I had previously thought that the cacti which I saw in coastal regions were exotics which had been introduced by humans, and then thrived in the sandy, desert-like beach conditions, in much the same way as the Texas Horned Lizard.
In fact, according to this site, the Eastern Prickly Pear is native to Fairfax and Prince William Counties (although I can’t think of any possible location in Fairfax or Prince William County that would be suitable cactus habitat).
(Well really that site says that the Eastern Prickly Pear is “naive” to Fairfax and Prince William Counties, but I assume that they meant “native”.)
Given how rare such words are, I thought that I knew them all, and was surprised in the last few days to learn a “new” word in which this linguistic oddity occurs: chough.
The name chough is applied to two Eurasian bird species in the family Corvidae; they are generally crow-like in appearance, but have orange or yellow beaks. The name is also applied to an Australian bird in a different family, Corcoracidae.

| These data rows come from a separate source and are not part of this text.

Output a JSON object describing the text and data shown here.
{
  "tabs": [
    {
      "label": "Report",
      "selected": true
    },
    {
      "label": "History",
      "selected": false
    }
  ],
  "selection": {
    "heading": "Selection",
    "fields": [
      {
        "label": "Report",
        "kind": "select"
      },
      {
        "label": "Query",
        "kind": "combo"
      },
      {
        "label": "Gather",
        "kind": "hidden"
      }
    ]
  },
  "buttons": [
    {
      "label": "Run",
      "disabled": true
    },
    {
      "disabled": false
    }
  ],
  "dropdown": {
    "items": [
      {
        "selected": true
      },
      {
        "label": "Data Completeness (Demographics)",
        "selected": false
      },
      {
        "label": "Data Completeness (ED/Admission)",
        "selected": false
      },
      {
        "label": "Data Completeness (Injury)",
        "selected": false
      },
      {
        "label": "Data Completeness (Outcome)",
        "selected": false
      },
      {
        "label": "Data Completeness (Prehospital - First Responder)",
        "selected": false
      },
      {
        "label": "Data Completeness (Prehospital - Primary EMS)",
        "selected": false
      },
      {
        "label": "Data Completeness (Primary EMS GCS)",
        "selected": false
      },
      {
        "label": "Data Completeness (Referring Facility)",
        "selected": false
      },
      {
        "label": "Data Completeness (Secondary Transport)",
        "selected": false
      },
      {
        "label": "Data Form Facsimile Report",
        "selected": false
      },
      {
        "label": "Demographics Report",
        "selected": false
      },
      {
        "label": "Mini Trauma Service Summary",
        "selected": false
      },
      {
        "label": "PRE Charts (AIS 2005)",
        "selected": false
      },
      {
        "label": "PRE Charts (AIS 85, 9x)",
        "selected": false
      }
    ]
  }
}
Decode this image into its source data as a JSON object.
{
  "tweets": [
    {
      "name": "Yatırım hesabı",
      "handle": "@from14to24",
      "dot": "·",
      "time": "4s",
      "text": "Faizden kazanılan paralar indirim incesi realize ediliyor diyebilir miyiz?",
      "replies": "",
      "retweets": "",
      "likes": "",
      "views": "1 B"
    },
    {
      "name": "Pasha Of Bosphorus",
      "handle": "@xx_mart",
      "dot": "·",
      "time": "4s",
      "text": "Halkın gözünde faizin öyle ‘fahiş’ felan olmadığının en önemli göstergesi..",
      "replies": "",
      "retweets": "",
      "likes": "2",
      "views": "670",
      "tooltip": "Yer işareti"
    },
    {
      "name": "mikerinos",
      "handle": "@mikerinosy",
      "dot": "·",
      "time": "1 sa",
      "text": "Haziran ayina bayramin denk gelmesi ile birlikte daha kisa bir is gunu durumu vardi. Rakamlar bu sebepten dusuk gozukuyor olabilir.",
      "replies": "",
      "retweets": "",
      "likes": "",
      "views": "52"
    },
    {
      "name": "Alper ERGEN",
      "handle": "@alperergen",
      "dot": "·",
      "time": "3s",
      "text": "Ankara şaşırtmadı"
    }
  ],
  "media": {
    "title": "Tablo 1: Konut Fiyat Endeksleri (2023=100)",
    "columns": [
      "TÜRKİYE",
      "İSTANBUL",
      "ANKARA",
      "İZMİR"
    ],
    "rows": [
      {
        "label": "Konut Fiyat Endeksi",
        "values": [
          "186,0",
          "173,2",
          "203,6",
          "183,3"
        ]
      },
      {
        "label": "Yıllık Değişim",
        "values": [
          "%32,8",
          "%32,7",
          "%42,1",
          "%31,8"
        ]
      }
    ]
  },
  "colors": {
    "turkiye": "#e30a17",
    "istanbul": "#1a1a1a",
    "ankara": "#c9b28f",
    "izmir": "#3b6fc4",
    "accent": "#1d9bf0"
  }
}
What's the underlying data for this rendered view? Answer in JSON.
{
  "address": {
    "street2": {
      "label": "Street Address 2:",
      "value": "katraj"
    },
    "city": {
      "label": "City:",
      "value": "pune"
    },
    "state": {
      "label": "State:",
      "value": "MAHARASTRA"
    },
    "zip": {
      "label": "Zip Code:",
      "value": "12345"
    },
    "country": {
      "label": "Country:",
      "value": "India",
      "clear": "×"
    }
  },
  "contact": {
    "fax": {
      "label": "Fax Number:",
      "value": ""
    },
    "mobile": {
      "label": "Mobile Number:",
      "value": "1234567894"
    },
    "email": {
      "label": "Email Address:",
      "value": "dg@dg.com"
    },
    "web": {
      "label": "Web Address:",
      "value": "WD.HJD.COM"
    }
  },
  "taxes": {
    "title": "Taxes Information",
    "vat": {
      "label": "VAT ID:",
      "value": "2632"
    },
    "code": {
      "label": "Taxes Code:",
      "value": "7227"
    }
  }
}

Therefore this example of a linguistic rarity is entirely unknown to English speakers in North America, but (presumably) well-known to English speakers in the British Isles and Australia.
Incidentally, this GH-as-F phenomenon reminds me of something that happened to me in second grade: I was reading one of the later books in the Wizard of Oz series. I understood every word in the book, except one: laughter. I thought that it was pronounced “lawter” (which would rhyme with slaughter, although I’m not sure if I knew that word either). For the entire book, I couldn’t figure out what “lawter” was, but I was able to deduce from the context that “lawter” occurred in mirthful situations.